Exercise objective.
In your copy of the entries below, keep every word exactly and leave out all images.

Data.
+ + + +

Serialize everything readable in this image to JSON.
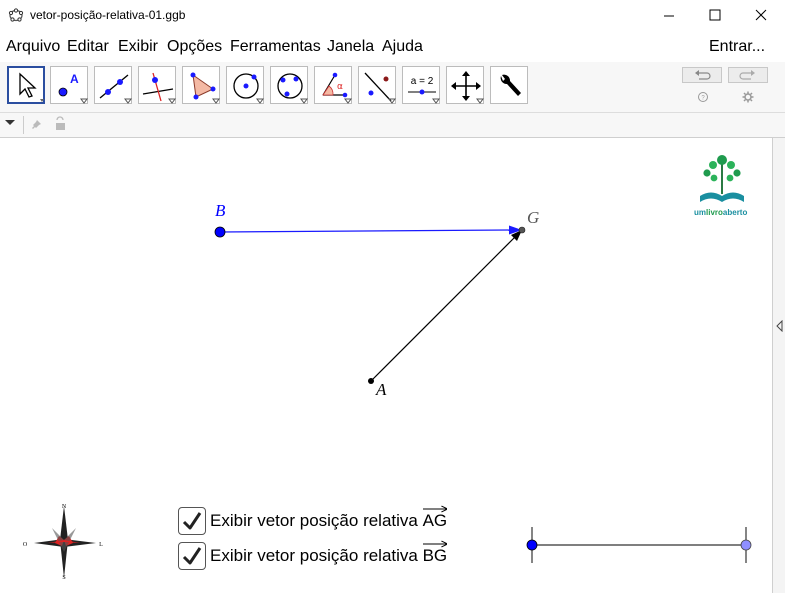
{
  "window": {
    "title": "vetor-posição-relativa-01.ggb"
  },
  "menu": [
    "Arquivo",
    "Editar",
    "Exibir",
    "Opções",
    "Ferramentas",
    "Janela",
    "Ajuda"
  ],
  "sign_in": "Entrar...",
  "toolbar": {
    "tools": [
      "move-tool",
      "point-tool",
      "line-tool",
      "perpendicular-tool",
      "polygon-tool",
      "circle-center-tool",
      "circle-three-points-tool",
      "angle-tool",
      "reflect-tool",
      "slider-tool",
      "move-view-tool",
      "settings-tool"
    ],
    "slider_tool_label": "a = 2"
  },
  "canvas": {
    "points": {
      "B": "B",
      "G": "G",
      "A": "A"
    },
    "vector_color": "#1a1aff",
    "point_B_color": "#0000ff"
  },
  "logo": {
    "text_um": "um",
    "text_livro": "livro",
    "text_aberto": "aberto"
  },
  "compass": {
    "n": "N",
    "s": "S",
    "o": "O",
    "l": "L"
  },
  "checkboxes": [
    {
      "label": "Exibir vetor posição relativa ",
      "vector": "AG",
      "checked": true
    },
    {
      "label": "Exibir vetor posição relativa ",
      "vector": "BG",
      "checked": true
    }
  ]
}
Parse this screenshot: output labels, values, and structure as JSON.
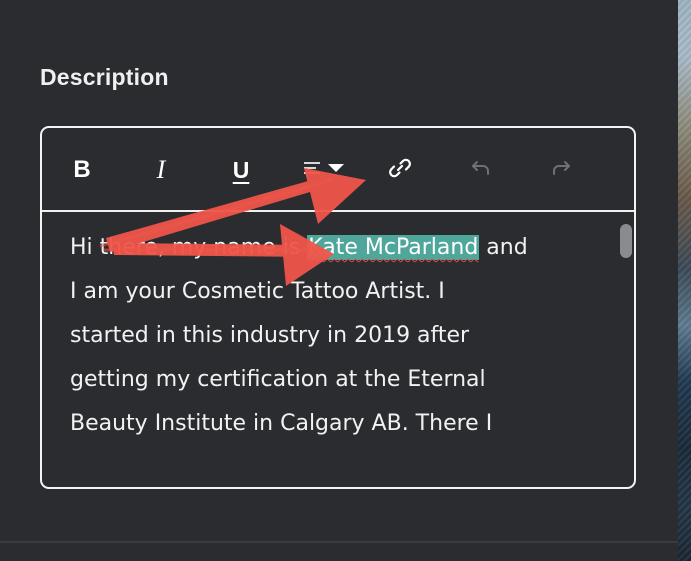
{
  "section": {
    "title": "Description"
  },
  "toolbar": {
    "bold_label": "B",
    "italic_label": "I",
    "underline_label": "U",
    "list_icon": "list-dropdown-icon",
    "link_icon": "link-icon",
    "undo_icon": "undo-icon",
    "redo_icon": "redo-icon"
  },
  "editor": {
    "line1_before": "Hi there, my name is ",
    "highlighted_name": "Kate McParland",
    "line1_after": " and",
    "line2": "I am your Cosmetic Tattoo Artist. I",
    "line3": "started in this industry in 2019 after",
    "line4": "getting my certification at the  Eternal",
    "line5": "Beauty Institute in Calgary AB. There I"
  },
  "colors": {
    "background": "#2b2c30",
    "border": "#f4f4f4",
    "highlight": "#4ea79a",
    "annotation_arrow": "#f0564a"
  }
}
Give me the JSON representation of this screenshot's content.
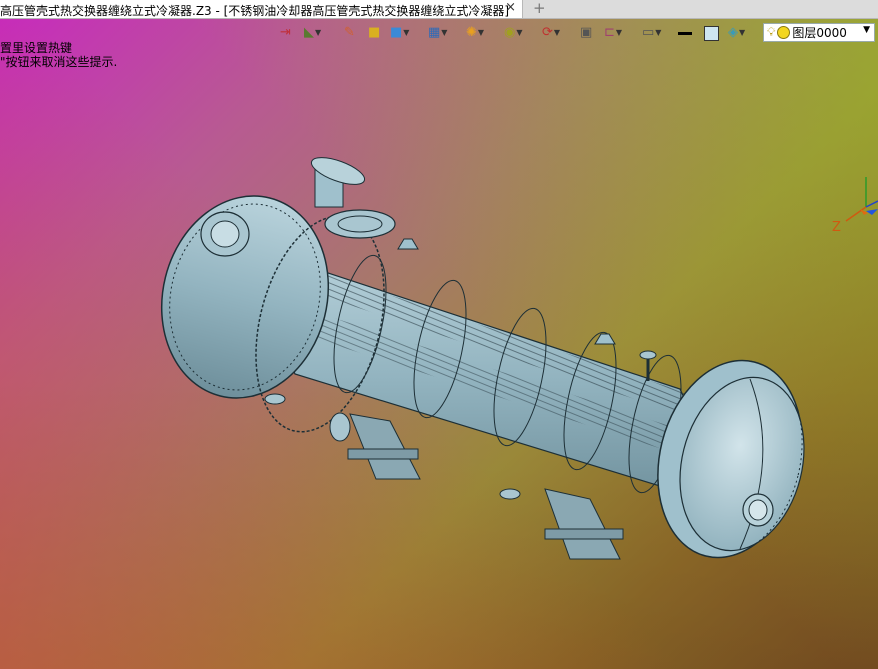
{
  "tab": {
    "title": "高压管壳式热交换器缠绕立式冷凝器.Z3 - [不锈钢油冷却器高压管壳式热交换器缠绕立式冷凝器]",
    "close_icon": "×",
    "new_tab_icon": "+"
  },
  "hint": {
    "line1": "置里设置热键",
    "line2": "\"按钮来取消这些提示."
  },
  "toolbar": {
    "icons": [
      "exit-icon",
      "paint-icon",
      "pencil-icon",
      "cube-yellow-icon",
      "cube-blue-icon",
      "cube-multi-icon",
      "render-icon",
      "zoom-icon",
      "rotate-icon",
      "frame-icon",
      "section-icon",
      "display-icon",
      "line-color-icon",
      "fill-icon",
      "layer-stack-icon"
    ]
  },
  "layer": {
    "name": "图层0000",
    "bulb_icon": "lightbulb-icon",
    "status_icon": "yellow-circle-icon"
  },
  "axis": {
    "z_label": "Z"
  },
  "colors": {
    "tab_bg": "#ffffff",
    "model_fill": "#9fc0cc",
    "model_edge": "#1d2f36"
  }
}
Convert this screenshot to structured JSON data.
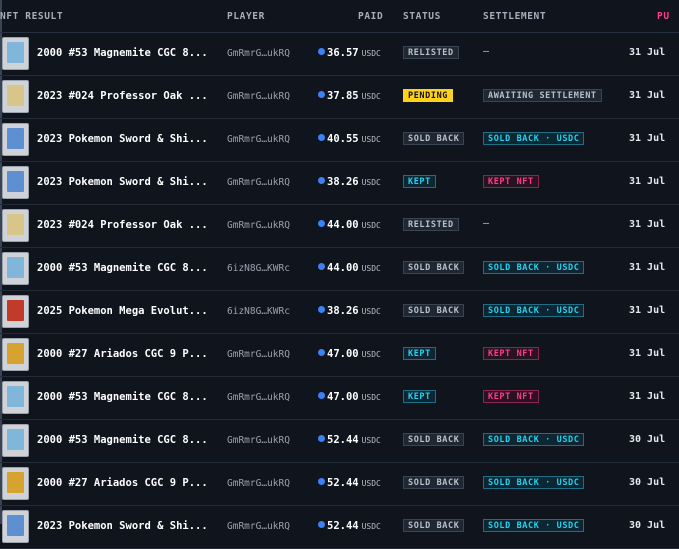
{
  "header": {
    "nft_result": "NFT RESULT",
    "player": "PLAYER",
    "paid": "PAID",
    "status": "STATUS",
    "settlement": "SETTLEMENT",
    "pu": "PU"
  },
  "rows": [
    {
      "name": "2000 #53 Magnemite CGC 8...",
      "player": "GmRmrG…ukRQ",
      "paid": "36.57",
      "currency": "USDC",
      "status": "RELISTED",
      "settlement": "—",
      "date": "31 Jul"
    },
    {
      "name": "2023 #024 Professor Oak ...",
      "player": "GmRmrG…ukRQ",
      "paid": "37.85",
      "currency": "USDC",
      "status": "PENDING",
      "settlement": "AWAITING SETTLEMENT",
      "date": "31 Jul"
    },
    {
      "name": "2023 Pokemon Sword & Shi...",
      "player": "GmRmrG…ukRQ",
      "paid": "40.55",
      "currency": "USDC",
      "status": "SOLD BACK",
      "settlement": "SOLD BACK · USDC",
      "date": "31 Jul"
    },
    {
      "name": "2023 Pokemon Sword & Shi...",
      "player": "GmRmrG…ukRQ",
      "paid": "38.26",
      "currency": "USDC",
      "status": "KEPT",
      "settlement": "KEPT NFT",
      "date": "31 Jul"
    },
    {
      "name": "2023 #024 Professor Oak ...",
      "player": "GmRmrG…ukRQ",
      "paid": "44.00",
      "currency": "USDC",
      "status": "RELISTED",
      "settlement": "—",
      "date": "31 Jul"
    },
    {
      "name": "2000 #53 Magnemite CGC 8...",
      "player": "6izN8G…KWRc",
      "paid": "44.00",
      "currency": "USDC",
      "status": "SOLD BACK",
      "settlement": "SOLD BACK · USDC",
      "date": "31 Jul"
    },
    {
      "name": "2025 Pokemon Mega Evolut...",
      "player": "6izN8G…KWRc",
      "paid": "38.26",
      "currency": "USDC",
      "status": "SOLD BACK",
      "settlement": "SOLD BACK · USDC",
      "date": "31 Jul"
    },
    {
      "name": "2000 #27 Ariados CGC 9 P...",
      "player": "GmRmrG…ukRQ",
      "paid": "47.00",
      "currency": "USDC",
      "status": "KEPT",
      "settlement": "KEPT NFT",
      "date": "31 Jul"
    },
    {
      "name": "2000 #53 Magnemite CGC 8...",
      "player": "GmRmrG…ukRQ",
      "paid": "47.00",
      "currency": "USDC",
      "status": "KEPT",
      "settlement": "KEPT NFT",
      "date": "31 Jul"
    },
    {
      "name": "2000 #53 Magnemite CGC 8...",
      "player": "GmRmrG…ukRQ",
      "paid": "52.44",
      "currency": "USDC",
      "status": "SOLD BACK",
      "settlement": "SOLD BACK · USDC",
      "date": "30 Jul"
    },
    {
      "name": "2000 #27 Ariados CGC 9 P...",
      "player": "GmRmrG…ukRQ",
      "paid": "52.44",
      "currency": "USDC",
      "status": "SOLD BACK",
      "settlement": "SOLD BACK · USDC",
      "date": "30 Jul"
    },
    {
      "name": "2023 Pokemon Sword & Shi...",
      "player": "GmRmrG…ukRQ",
      "paid": "52.44",
      "currency": "USDC",
      "status": "SOLD BACK",
      "settlement": "SOLD BACK · USDC",
      "date": "30 Jul"
    }
  ],
  "colors": {
    "accent_pink": "#ff3b8e",
    "accent_cyan": "#22d3ee",
    "pending_yellow": "#ffd21a",
    "coin_blue": "#3b82f6"
  },
  "icons": {
    "coin": "usdc-coin-icon",
    "thumb": "card-thumbnail-icon"
  }
}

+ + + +

Answer to the exercise.
Serialize everything readable in this image to JSON.
{
  "window": {
    "title": "vetor-posição-relativa-01.ggb"
  },
  "menu": [
    "Arquivo",
    "Editar",
    "Exibir",
    "Opções",
    "Ferramentas",
    "Janela",
    "Ajuda"
  ],
  "sign_in": "Entrar...",
  "toolbar": {
    "tools": [
      "move-tool",
      "point-tool",
      "line-tool",
      "perpendicular-tool",
      "polygon-tool",
      "circle-center-tool",
      "circle-three-points-tool",
      "angle-tool",
      "reflect-tool",
      "slider-tool",
      "move-view-tool",
      "settings-tool"
    ],
    "slider_tool_label": "a = 2"
  },
  "canvas": {
    "points": {
      "B": "B",
      "G": "G",
      "A": "A"
    },
    "vector_color": "#1a1aff",
    "point_B_color": "#0000ff"
  },
  "logo": {
    "text_um": "um",
    "text_livro": "livro",
    "text_aberto": "aberto"
  },
  "compass": {
    "n": "N",
    "s": "S",
    "o": "O",
    "l": "L"
  },
  "checkboxes": [
    {
      "label": "Exibir vetor posição relativa ",
      "vector": "AG",
      "checked": true
    },
    {
      "label": "Exibir vetor posição relativa ",
      "vector": "BG",
      "checked": true
    }
  ]
}
Parse this screenshot: output labels, values, and structure as JSON.
{
  "section": {
    "title": "Description"
  },
  "toolbar": {
    "bold_label": "B",
    "italic_label": "I",
    "underline_label": "U",
    "list_icon": "list-dropdown-icon",
    "link_icon": "link-icon",
    "undo_icon": "undo-icon",
    "redo_icon": "redo-icon"
  },
  "editor": {
    "line1_before": "Hi there, my name is ",
    "highlighted_name": "Kate McParland",
    "line1_after": " and",
    "line2": "I am your Cosmetic Tattoo Artist. I",
    "line3": "started in this industry in 2019 after",
    "line4": "getting my certification at the  Eternal",
    "line5": "Beauty Institute in Calgary AB. There I"
  },
  "colors": {
    "background": "#2b2c30",
    "border": "#f4f4f4",
    "highlight": "#4ea79a",
    "annotation_arrow": "#f0564a"
  }
}
Give me the JSON representation of this screenshot's content.
{
  "tab": {
    "title": "高压管壳式热交换器缠绕立式冷凝器.Z3 - [不锈钢油冷却器高压管壳式热交换器缠绕立式冷凝器]",
    "close_icon": "×",
    "new_tab_icon": "+"
  },
  "hint": {
    "line1": "置里设置热键",
    "line2": "\"按钮来取消这些提示."
  },
  "toolbar": {
    "icons": [
      "exit-icon",
      "paint-icon",
      "pencil-icon",
      "cube-yellow-icon",
      "cube-blue-icon",
      "cube-multi-icon",
      "render-icon",
      "zoom-icon",
      "rotate-icon",
      "frame-icon",
      "section-icon",
      "display-icon",
      "line-color-icon",
      "fill-icon",
      "layer-stack-icon"
    ]
  },
  "layer": {
    "name": "图层0000",
    "bulb_icon": "lightbulb-icon",
    "status_icon": "yellow-circle-icon"
  },
  "axis": {
    "z_label": "Z"
  },
  "colors": {
    "tab_bg": "#ffffff",
    "model_fill": "#9fc0cc",
    "model_edge": "#1d2f36"
  }
}
Convert this screenshot to structured JSON data.
{
  "header": {
    "nft_result": "NFT RESULT",
    "player": "PLAYER",
    "paid": "PAID",
    "status": "STATUS",
    "settlement": "SETTLEMENT",
    "pu": "PU"
  },
  "rows": [
    {
      "name": "2000 #53 Magnemite CGC 8...",
      "player": "GmRmrG…ukRQ",
      "paid": "36.57",
      "currency": "USDC",
      "status": "RELISTED",
      "settlement": "—",
      "date": "31 Jul"
    },
    {
      "name": "2023 #024 Professor Oak ...",
      "player": "GmRmrG…ukRQ",
      "paid": "37.85",
      "currency": "USDC",
      "status": "PENDING",
      "settlement": "AWAITING SETTLEMENT",
      "date": "31 Jul"
    },
    {
      "name": "2023 Pokemon Sword & Shi...",
      "player": "GmRmrG…ukRQ",
      "paid": "40.55",
      "currency": "USDC",
      "status": "SOLD BACK",
      "settlement": "SOLD BACK · USDC",
      "date": "31 Jul"
    },
    {
      "name": "2023 Pokemon Sword & Shi...",
      "player": "GmRmrG…ukRQ",
      "paid": "38.26",
      "currency": "USDC",
      "status": "KEPT",
      "settlement": "KEPT NFT",
      "date": "31 Jul"
    },
    {
      "name": "2023 #024 Professor Oak ...",
      "player": "GmRmrG…ukRQ",
      "paid": "44.00",
      "currency": "USDC",
      "status": "RELISTED",
      "settlement": "—",
      "date": "31 Jul"
    },
    {
      "name": "2000 #53 Magnemite CGC 8...",
      "player": "6izN8G…KWRc",
      "paid": "44.00",
      "currency": "USDC",
      "status": "SOLD BACK",
      "settlement": "SOLD BACK · USDC",
      "date": "31 Jul"
    },
    {
      "name": "2025 Pokemon Mega Evolut...",
      "player": "6izN8G…KWRc",
      "paid": "38.26",
      "currency": "USDC",
      "status": "SOLD BACK",
      "settlement": "SOLD BACK · USDC",
      "date": "31 Jul"
    },
    {
      "name": "2000 #27 Ariados CGC 9 P...",
      "player": "GmRmrG…ukRQ",
      "paid": "47.00",
      "currency": "USDC",
      "status": "KEPT",
      "settlement": "KEPT NFT",
      "date": "31 Jul"
    },
    {
      "name": "2000 #53 Magnemite CGC 8...",
      "player": "GmRmrG…ukRQ",
      "paid": "47.00",
      "currency": "USDC",
      "status": "KEPT",
      "settlement": "KEPT NFT",
      "date": "31 Jul"
    },
    {
      "name": "2000 #53 Magnemite CGC 8...",
      "player": "GmRmrG…ukRQ",
      "paid": "52.44",
      "currency": "USDC",
      "status": "SOLD BACK",
      "settlement": "SOLD BACK · USDC",
      "date": "30 Jul"
    },
    {
      "name": "2000 #27 Ariados CGC 9 P...",
      "player": "GmRmrG…ukRQ",
      "paid": "52.44",
      "currency": "USDC",
      "status": "SOLD BACK",
      "settlement": "SOLD BACK · USDC",
      "date": "30 Jul"
    },
    {
      "name": "2023 Pokemon Sword & Shi...",
      "player": "GmRmrG…ukRQ",
      "paid": "52.44",
      "currency": "USDC",
      "status": "SOLD BACK",
      "settlement": "SOLD BACK · USDC",
      "date": "30 Jul"
    }
  ],
  "colors": {
    "accent_pink": "#ff3b8e",
    "accent_cyan": "#22d3ee",
    "pending_yellow": "#ffd21a",
    "coin_blue": "#3b82f6"
  },
  "icons": {
    "coin": "usdc-coin-icon",
    "thumb": "card-thumbnail-icon"
  }
}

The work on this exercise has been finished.